Once the cancellation has been finalized, Jet will calculate any remaining time from the bond term into a refund.
These bonds need to be renewed each year that union members are hired by a contractor. When your term is ending, Jet will send out a notice of renewal through mail and email. All you have to do is complete the renewal by paying the premium to keep your bond active — Jet will take care of the rest. If there is a change to your bond limit, you can address it at this time to make sure that you hold the correct amount of coverage required.
Wage and Welfare Bonds are utilized by unions in Ohio to make sure that their members are not hired by contractors and left to hang out to dry when it’s time for compensation. Should a contractor or employer of these union members fail to pay them for the work they did or for vacation, welfare, or pension contributions that were specified in the Collective Bargaining Agreement, the iron workers’ union can seek recompense from the bond.
As long as the contractor makes all payments that are owed to the iron worker or union, there should not be cause for a claim.

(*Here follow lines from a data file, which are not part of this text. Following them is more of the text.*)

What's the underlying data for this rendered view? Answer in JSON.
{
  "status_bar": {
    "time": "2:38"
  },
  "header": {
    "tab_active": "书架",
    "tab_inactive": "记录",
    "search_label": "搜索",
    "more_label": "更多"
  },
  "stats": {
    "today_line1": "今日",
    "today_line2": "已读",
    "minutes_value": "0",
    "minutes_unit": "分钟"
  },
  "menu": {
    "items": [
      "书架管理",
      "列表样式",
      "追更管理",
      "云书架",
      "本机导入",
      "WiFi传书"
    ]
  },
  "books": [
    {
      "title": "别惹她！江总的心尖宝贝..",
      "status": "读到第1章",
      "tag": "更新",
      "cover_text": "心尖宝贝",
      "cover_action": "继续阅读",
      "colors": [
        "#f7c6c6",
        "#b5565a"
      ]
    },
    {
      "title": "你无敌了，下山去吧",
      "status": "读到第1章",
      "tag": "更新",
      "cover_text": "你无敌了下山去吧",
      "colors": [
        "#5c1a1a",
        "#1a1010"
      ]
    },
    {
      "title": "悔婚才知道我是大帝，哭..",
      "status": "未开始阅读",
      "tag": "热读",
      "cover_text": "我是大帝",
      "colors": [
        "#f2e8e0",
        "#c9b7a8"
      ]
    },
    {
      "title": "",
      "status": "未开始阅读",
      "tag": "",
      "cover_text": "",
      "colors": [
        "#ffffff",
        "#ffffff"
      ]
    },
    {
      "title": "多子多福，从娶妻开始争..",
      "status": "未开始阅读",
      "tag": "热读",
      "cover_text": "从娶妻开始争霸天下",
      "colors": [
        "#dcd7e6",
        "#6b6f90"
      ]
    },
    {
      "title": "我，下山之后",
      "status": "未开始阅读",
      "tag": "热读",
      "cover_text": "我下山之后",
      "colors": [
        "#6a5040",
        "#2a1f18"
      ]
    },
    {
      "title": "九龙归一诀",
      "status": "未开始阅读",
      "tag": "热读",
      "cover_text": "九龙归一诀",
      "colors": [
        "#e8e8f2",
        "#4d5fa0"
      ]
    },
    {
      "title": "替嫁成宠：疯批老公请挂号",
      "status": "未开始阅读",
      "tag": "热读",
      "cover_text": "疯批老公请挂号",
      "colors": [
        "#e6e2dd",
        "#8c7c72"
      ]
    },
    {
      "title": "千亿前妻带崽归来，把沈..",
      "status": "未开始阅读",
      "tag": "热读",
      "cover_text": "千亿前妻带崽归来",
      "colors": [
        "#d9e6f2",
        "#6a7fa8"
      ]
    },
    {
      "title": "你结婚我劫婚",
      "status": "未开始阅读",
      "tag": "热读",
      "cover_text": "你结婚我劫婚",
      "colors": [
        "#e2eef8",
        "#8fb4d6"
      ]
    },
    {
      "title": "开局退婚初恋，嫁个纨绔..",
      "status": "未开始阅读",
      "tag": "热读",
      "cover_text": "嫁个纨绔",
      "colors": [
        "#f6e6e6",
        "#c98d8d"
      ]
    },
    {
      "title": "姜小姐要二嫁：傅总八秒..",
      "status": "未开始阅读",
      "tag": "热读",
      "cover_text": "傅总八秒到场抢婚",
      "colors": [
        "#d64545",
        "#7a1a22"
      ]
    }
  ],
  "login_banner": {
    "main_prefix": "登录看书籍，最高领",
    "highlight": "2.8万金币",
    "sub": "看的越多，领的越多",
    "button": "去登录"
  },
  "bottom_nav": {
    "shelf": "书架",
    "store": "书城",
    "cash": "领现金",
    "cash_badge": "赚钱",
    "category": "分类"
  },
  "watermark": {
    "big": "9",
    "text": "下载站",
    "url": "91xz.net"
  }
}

It’s best to comply with this because if a claim is filed it will lead to a stressful legal procedure and you would still be responsible for paying the amount that was due. Usually, you will receive a complaint that payment was not made, with a claim used as a last resort. If you receive a complaint, mend it by making sure that payment is completed so it does not escalate.
Whenever you receive notice of a claim on your bond, contact Jet right away. We will shield you from false allegations by conducting an investigation into the validity of the claim. Jet will provide the union (as claimant) with the necessary documents, while you are responsible for maintaining open and honest communication.
If an acceptable proof of loss is submitted, Jet must come to a conclusion of the investigation within 21 days. A claim that is found to be valid must be paid out to the union by Jet. Since a bond is used as protection against your actions that are in violation of the Collective Bargaining Agreement, you are ultimately responsible for paying Jet back. Failure to pay back the claim will effectively burn any bridges with other surety companies, making it difficult to purchase another bond.
It’s possible that a contractor who employs workers of other trades may run into other unions that have a bond requirement as well. In addition, there are various Ohio construction bonds required on a city-, county-, or state-level.